• They will need to adopt new business processes as new standards and procedures are introduced.
• Aircraft manufacturers and equipment suppliers will need to upgrade and enhance onboard aircraft equipment and technology.
• Airport operators will need to invest in new infrastructure and technology.
As a provider of software and consulting solutions for airlines, we need to invest in our technology to ensure it meets the new specifications and operating requirements. Moreover, we must help our customers take maximum advantage of the performance and cost improvements the programs will present.
In terms of SESAR, we, as part of the Fly4D consortium led by Airbus, will help develop and establish requirements and specifications across the fields of schedule design and management, flight operations control, flight planning, airport hub/turnaround management, flight operations situational awareness and operational performance analysis and intelligence.
In terms of technology, we will lead the operational prototyping, verification and validation of future airline operations control functions. We will also build and host an integrated test platform whereby consortium partners will interface their solutions and prototypes to simulate the operations of airspace users and how they will interact with the rest of the SESAR world.
Q: Sabre Airline Solutions is based in the United States, but it supports the global airline industry. What strategy have you put in place to ensure airlines and related businesses outside of the United States get the same level of service and attention as your locally based customers?
A: Approximately 50 percent of our employees are based outside the United States. Getting our employees closer to our customers has been an extremely important element of our service offering during the last five to 10 years. Today, we have offices all around the world. In the event there is a customer issue that cannot be resolved over the telephone, our global professionals can be onsite within a very short period.
Q: With cultural and business differences across all regions of the world, how do you ensure your business strategy applies to a diverse customer base?
A: Our business strategy reflects how we leverage our unique capabilities to collaborate with airline customers on their most challenging business issues. Many of these challenges are common across our customer base, including mitigating fluctuating fuel costs, improving the traveler experience and minimizing the impact of irregular operations, to name a few.
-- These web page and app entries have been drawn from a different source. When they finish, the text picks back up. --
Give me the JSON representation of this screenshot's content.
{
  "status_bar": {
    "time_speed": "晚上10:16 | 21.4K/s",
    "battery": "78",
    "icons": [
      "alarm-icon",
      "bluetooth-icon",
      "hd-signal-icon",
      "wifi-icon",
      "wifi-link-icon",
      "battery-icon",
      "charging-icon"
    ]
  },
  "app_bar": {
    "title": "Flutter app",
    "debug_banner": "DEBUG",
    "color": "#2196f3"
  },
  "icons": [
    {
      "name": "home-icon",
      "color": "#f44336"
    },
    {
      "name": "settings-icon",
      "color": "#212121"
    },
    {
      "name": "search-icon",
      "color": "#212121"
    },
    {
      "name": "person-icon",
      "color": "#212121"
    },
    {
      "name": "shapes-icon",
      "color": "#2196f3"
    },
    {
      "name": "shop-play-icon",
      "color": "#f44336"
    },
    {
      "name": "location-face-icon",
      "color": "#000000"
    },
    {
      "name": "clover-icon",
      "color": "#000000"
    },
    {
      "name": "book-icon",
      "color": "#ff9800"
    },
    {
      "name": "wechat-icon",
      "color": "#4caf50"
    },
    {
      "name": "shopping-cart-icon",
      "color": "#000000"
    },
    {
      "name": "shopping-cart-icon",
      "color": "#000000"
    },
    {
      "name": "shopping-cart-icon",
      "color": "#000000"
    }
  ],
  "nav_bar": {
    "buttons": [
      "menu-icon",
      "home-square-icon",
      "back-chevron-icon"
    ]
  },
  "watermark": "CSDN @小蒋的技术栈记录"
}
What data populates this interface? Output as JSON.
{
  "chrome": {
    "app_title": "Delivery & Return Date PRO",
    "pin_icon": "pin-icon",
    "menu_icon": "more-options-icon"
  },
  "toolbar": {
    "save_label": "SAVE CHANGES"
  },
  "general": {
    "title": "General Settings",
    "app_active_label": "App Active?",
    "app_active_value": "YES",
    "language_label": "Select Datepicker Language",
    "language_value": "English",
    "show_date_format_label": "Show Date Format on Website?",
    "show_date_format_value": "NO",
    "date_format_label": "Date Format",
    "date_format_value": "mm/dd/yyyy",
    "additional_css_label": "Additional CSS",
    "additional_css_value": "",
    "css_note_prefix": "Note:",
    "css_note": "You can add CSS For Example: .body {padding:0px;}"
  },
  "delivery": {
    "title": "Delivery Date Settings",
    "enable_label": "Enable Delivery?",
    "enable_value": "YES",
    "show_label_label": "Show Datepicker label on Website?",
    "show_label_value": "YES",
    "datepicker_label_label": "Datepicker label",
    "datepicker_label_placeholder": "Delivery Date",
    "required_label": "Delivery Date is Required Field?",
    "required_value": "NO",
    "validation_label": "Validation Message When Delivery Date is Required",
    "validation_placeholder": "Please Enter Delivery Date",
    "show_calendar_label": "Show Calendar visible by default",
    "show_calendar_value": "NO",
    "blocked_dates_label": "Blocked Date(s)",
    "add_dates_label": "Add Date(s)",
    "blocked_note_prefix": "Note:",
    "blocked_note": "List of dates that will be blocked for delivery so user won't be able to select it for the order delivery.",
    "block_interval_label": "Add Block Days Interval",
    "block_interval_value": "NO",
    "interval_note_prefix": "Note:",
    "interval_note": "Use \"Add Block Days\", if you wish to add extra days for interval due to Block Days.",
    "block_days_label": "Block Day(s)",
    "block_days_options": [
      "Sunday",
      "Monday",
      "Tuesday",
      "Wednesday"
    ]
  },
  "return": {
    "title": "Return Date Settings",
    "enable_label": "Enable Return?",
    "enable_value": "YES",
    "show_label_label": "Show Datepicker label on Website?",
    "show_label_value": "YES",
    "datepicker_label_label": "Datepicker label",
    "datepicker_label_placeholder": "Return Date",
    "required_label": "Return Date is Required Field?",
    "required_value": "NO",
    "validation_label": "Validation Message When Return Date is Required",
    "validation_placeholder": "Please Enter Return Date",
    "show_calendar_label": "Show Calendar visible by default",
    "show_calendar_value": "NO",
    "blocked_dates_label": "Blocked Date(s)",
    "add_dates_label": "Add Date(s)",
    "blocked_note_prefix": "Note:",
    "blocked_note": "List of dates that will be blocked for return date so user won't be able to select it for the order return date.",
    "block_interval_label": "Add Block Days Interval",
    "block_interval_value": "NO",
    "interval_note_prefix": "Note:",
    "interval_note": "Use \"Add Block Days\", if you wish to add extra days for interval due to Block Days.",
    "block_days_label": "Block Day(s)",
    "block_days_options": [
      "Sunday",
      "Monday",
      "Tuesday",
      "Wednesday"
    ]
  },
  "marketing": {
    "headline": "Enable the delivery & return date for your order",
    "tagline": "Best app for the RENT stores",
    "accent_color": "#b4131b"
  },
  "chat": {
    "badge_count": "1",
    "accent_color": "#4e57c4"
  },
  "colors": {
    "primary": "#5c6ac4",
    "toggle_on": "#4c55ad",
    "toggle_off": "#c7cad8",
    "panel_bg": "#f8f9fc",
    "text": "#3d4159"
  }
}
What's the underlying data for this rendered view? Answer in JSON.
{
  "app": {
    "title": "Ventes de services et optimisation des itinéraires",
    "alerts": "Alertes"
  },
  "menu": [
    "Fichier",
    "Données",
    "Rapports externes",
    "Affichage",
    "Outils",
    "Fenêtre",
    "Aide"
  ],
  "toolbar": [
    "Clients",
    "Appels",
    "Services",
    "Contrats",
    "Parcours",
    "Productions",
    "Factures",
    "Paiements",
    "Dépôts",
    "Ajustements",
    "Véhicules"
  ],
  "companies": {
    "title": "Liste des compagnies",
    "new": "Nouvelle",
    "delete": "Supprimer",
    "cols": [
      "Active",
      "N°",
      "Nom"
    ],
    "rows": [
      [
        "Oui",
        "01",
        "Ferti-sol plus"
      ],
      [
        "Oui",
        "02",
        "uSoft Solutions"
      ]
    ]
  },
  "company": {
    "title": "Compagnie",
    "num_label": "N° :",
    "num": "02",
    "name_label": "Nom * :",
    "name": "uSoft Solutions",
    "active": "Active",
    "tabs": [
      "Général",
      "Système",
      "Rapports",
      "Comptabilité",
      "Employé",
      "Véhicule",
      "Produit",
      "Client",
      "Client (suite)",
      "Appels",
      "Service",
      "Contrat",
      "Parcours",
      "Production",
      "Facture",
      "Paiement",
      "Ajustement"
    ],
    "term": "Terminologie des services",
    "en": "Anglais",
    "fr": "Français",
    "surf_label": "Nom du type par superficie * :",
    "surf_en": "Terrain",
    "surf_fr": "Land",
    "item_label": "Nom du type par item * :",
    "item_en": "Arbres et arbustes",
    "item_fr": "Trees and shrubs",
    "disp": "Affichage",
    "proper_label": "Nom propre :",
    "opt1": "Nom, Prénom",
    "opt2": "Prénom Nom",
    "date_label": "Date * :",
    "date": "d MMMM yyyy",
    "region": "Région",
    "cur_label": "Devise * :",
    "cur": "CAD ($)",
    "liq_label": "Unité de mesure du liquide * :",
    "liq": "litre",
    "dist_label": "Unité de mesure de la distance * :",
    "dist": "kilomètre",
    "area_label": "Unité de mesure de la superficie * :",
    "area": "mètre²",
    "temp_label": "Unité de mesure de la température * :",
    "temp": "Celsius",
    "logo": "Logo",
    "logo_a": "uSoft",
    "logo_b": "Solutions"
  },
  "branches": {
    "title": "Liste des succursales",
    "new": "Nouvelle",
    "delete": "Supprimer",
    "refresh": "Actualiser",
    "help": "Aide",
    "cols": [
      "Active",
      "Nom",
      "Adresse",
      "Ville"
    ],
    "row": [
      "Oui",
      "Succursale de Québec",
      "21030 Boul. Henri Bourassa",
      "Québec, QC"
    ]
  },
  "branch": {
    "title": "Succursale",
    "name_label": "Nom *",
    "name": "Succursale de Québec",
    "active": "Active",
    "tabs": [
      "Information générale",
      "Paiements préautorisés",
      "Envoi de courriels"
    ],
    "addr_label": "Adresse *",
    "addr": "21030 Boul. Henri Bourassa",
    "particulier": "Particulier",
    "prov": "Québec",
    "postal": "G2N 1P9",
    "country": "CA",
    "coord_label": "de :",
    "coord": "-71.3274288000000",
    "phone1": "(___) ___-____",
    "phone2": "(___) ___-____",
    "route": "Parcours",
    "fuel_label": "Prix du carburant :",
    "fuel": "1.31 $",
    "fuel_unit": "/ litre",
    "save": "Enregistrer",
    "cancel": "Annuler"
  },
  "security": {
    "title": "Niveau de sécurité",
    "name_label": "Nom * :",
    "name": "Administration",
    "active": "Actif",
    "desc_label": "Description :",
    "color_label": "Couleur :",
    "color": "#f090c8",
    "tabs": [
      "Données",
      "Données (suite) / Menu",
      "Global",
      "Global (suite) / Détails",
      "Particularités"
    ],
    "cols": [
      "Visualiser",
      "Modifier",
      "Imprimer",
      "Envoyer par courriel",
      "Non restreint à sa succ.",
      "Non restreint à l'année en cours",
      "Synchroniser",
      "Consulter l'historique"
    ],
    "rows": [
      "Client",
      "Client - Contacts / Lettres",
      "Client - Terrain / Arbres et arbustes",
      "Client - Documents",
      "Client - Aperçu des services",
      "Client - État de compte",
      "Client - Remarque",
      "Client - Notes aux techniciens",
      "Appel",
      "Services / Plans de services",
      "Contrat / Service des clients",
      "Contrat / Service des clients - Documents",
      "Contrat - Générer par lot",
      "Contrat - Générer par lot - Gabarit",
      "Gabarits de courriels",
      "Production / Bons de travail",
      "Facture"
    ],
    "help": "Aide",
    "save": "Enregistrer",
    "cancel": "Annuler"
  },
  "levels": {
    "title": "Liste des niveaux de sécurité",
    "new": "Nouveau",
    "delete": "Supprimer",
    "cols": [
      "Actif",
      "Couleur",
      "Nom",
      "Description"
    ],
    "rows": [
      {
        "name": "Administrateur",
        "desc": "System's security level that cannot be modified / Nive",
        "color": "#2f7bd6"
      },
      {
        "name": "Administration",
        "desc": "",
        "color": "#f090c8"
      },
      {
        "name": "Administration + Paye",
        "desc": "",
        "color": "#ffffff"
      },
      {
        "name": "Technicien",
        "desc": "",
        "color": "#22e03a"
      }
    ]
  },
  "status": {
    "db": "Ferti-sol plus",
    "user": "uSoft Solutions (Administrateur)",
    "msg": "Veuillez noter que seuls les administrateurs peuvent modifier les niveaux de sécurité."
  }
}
However, with approximately 10,000 employees in 60 countries around the globe, our business reflects a deep understanding of the unique differences among our airline customers as well as the shared goal of working with the right business partner for their success.
Q: What is the main message about your company you’d want airlines to know?
A: We are a true partner that can assist in multiple facets of their business, no matter what size, complexity, region or business model. Our flexible technology and solutions give them freedom to run their business the way it works best for them … and their customers.